= Exercise brief =
Gather all lines in the entries that include the word "title".

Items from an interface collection
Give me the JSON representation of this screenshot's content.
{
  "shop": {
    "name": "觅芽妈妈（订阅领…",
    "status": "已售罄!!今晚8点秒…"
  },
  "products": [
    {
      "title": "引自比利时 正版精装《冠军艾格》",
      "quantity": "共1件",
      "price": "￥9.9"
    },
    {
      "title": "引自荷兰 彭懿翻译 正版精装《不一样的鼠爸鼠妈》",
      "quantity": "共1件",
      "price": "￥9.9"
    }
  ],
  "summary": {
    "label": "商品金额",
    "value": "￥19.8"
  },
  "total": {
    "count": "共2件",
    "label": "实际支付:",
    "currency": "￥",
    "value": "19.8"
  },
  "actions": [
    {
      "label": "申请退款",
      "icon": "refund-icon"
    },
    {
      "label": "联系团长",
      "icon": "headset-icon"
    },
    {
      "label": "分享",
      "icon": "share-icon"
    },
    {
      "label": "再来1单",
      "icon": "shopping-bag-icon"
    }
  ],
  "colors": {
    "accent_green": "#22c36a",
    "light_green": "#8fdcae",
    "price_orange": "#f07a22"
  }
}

= Solution to the exercise =
      "title": "引自比利时 正版精装《冠军艾格》",
      "title": "引自荷兰 彭懿翻译 正版精装《不一样的鼠爸鼠妈》",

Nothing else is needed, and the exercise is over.